Gimme a Drink--But Hold the Acetaldehyde
Another look at alcohol and cancer.
If beverage alcohol were a new drug, it would face an uphill battle to make it through the Food and Drug Administration (FDA) pipeline. Why? Because the amount of acetaldehyde in alcoholic drinks—combined with acetaldehyde from other sources—might be too carcinogenic to pass muster under existing regulations.
When drinkers drink, the first thing that happens is that enzymes convert the alcohol into acetaldehyde. Previous research has shown that this common organic chemical is implicated in certain cancers, particularly cancers of the digestive tract. Studies at the National Institutes of Health (NIH) showed that the concentration of acetaldehyde measured in human saliva during drinking episodes was sufficient to produce the kind of damage to DNA that can result in cancer.

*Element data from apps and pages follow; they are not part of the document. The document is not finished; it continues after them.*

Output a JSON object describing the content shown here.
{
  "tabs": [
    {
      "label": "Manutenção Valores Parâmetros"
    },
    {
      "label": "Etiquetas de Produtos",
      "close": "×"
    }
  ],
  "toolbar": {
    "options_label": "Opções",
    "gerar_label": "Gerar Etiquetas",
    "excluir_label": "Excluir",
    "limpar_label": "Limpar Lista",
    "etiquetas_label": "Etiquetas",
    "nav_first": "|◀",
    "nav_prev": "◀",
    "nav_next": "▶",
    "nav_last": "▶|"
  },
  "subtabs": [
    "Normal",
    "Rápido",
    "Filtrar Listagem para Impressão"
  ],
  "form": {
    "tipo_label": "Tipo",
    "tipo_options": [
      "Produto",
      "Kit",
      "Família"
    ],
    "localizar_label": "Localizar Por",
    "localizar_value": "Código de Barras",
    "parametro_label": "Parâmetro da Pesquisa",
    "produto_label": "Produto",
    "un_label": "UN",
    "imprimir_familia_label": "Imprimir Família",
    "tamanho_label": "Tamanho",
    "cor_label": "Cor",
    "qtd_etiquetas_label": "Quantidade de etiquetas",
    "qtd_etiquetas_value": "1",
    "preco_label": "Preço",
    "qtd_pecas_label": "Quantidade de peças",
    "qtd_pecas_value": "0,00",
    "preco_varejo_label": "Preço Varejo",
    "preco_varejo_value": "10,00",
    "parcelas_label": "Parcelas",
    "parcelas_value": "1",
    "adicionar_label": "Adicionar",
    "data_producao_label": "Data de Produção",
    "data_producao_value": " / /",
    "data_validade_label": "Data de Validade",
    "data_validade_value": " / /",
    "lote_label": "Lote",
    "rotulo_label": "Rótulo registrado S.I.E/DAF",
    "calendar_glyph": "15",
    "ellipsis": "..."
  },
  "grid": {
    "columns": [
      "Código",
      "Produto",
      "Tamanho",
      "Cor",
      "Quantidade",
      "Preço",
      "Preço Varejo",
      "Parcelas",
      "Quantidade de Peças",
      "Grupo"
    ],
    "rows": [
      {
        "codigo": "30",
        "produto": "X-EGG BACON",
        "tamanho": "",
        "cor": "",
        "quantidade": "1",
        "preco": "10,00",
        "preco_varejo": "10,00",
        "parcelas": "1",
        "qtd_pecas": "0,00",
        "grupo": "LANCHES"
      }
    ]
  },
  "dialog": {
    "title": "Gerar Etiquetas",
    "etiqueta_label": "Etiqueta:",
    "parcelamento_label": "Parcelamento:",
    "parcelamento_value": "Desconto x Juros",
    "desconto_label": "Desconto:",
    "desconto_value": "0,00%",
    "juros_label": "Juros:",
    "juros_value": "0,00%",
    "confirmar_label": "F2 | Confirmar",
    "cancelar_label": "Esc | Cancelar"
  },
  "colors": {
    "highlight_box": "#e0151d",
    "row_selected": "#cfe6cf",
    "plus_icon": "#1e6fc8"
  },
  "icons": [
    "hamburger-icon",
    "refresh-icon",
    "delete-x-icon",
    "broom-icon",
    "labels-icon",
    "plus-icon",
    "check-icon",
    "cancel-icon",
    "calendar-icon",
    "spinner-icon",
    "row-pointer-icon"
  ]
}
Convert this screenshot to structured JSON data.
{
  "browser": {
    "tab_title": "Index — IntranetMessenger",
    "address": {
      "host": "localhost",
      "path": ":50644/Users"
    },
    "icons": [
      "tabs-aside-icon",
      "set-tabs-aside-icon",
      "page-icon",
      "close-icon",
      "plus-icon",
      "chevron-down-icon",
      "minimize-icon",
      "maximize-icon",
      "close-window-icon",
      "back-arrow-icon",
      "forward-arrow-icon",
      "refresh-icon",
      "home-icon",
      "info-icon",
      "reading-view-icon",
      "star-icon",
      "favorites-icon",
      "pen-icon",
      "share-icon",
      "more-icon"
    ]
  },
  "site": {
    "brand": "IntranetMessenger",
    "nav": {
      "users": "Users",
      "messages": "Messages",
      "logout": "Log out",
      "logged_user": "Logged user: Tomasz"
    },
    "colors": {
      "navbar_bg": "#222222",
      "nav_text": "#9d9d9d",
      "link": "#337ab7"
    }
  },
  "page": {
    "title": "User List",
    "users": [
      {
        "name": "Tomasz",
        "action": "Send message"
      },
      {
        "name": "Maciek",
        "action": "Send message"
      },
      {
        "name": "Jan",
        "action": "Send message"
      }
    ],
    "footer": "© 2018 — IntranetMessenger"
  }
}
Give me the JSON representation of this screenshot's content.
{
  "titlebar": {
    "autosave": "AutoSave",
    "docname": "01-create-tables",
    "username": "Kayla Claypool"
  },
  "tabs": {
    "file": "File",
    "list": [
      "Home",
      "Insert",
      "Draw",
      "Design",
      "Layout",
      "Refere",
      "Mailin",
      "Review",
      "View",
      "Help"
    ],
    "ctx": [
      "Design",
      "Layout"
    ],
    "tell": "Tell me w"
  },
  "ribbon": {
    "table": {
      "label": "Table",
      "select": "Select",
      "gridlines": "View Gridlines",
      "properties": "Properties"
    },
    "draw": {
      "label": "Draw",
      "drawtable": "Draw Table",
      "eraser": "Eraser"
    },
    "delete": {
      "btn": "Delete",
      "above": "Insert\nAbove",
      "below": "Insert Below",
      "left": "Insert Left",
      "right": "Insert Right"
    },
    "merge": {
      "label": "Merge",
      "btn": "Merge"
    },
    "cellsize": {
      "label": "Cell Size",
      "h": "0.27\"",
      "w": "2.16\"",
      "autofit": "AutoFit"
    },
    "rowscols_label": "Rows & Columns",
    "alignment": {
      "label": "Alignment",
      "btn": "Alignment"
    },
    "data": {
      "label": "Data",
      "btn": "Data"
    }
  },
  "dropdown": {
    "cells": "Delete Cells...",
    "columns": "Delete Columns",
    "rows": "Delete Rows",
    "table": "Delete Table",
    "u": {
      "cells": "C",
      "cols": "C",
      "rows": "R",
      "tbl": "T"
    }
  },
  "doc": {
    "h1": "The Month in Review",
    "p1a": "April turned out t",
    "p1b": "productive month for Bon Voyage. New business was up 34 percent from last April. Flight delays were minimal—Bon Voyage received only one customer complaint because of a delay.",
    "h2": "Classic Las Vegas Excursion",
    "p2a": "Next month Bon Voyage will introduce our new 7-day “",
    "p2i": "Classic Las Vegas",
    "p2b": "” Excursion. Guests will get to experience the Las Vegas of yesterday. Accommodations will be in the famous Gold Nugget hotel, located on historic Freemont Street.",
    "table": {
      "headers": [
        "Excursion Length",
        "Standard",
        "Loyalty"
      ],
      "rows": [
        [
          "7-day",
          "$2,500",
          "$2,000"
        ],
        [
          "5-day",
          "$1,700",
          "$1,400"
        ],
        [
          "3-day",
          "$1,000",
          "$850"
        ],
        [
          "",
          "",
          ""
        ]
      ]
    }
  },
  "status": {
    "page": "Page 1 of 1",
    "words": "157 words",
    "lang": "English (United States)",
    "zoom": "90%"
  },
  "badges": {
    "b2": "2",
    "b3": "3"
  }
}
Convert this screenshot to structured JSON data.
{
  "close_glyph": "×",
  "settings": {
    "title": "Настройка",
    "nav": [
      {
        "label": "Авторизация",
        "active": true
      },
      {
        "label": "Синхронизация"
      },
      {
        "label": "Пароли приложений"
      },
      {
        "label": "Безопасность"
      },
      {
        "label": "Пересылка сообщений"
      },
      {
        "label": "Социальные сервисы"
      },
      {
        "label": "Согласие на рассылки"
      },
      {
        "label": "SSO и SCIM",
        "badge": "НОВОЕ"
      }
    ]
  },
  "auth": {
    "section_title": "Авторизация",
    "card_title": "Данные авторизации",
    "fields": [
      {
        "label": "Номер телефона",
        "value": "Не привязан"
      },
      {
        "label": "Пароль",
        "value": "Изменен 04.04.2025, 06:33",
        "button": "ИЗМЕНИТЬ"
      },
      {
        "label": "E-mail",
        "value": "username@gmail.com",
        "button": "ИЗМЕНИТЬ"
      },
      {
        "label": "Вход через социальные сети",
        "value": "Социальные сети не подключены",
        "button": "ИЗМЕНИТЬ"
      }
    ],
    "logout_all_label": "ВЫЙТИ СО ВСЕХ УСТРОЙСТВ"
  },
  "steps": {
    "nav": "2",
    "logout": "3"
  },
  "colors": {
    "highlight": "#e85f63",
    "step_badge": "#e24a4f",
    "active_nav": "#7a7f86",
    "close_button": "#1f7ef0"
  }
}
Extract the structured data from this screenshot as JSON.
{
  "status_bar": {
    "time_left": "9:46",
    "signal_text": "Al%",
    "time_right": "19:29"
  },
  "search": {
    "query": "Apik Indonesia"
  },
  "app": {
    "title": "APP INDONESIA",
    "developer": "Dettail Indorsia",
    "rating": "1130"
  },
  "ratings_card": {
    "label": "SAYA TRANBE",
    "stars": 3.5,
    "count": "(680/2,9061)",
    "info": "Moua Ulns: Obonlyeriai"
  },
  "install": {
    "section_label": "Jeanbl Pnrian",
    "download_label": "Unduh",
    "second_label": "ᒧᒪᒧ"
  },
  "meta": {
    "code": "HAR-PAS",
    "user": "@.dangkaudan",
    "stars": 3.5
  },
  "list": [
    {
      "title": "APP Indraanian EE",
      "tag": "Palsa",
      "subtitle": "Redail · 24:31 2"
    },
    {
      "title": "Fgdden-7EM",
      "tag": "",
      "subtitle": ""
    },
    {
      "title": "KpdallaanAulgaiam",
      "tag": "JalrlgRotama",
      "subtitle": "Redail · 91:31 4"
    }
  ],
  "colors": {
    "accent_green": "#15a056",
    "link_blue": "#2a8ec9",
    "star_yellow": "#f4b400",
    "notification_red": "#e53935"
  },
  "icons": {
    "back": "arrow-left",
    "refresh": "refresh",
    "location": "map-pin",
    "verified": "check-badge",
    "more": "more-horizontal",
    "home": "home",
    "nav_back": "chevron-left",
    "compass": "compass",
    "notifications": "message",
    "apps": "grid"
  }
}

In a study published recently in the journal Addiction, researchers from Canada and Germany showed that heavy drinkers ingest enough acetaldehyde to raise their lifetime cancer risk to as high as 1 in 1,000. The study concludes: “The life-time cancer risks from acetaldehyde from alcoholic beverages greatly exceed the usual limits for cancer risks from the environment.”
The real problem comes when alcohol is used in combination with acetaldehyde from other sources, such as tobacco, food flavorings, pesticides, and perfume. Heavy drinkers “face a magnitude of risk requiring intervention.” According to Dr. Jurgen Rehm at Canada’s Centre for Addiction and Mental Health (CAMH), quoted in Science Daily: “Most risk assessments to date were based on one source of exposure only. This has led to a negligence of the overall risk.”
According to the Science Daily article, “Alone, the risks associated with surpassing limits of acetaldehyde from the air may not yet be alarming, but for heavy drinkers and smokers, it adds to the acetaldehyde levels already received from these sources. This overall risk then surpasses established safety limits.” To make matters worse, acetaldehyde is a common substance in tobacco smoke—and alcoholics are often heavy cigarette smokers.
A Finnish drug company is currently conducting clinical trials of a time-release capsule of the amino acid cysteine, which can bind with acetaldehyde and render it inactive.
In a related development, a study in PLoS Medicine appeared to demonstrate that people who suffer from the so-called alcohol flush reaction—primarily Japanese, Chinese, and Koreans—are at increased risk for throat cancer. The culprit? An excess of acetaldehyde.
Photo Credit: National Institute of Standards and Technology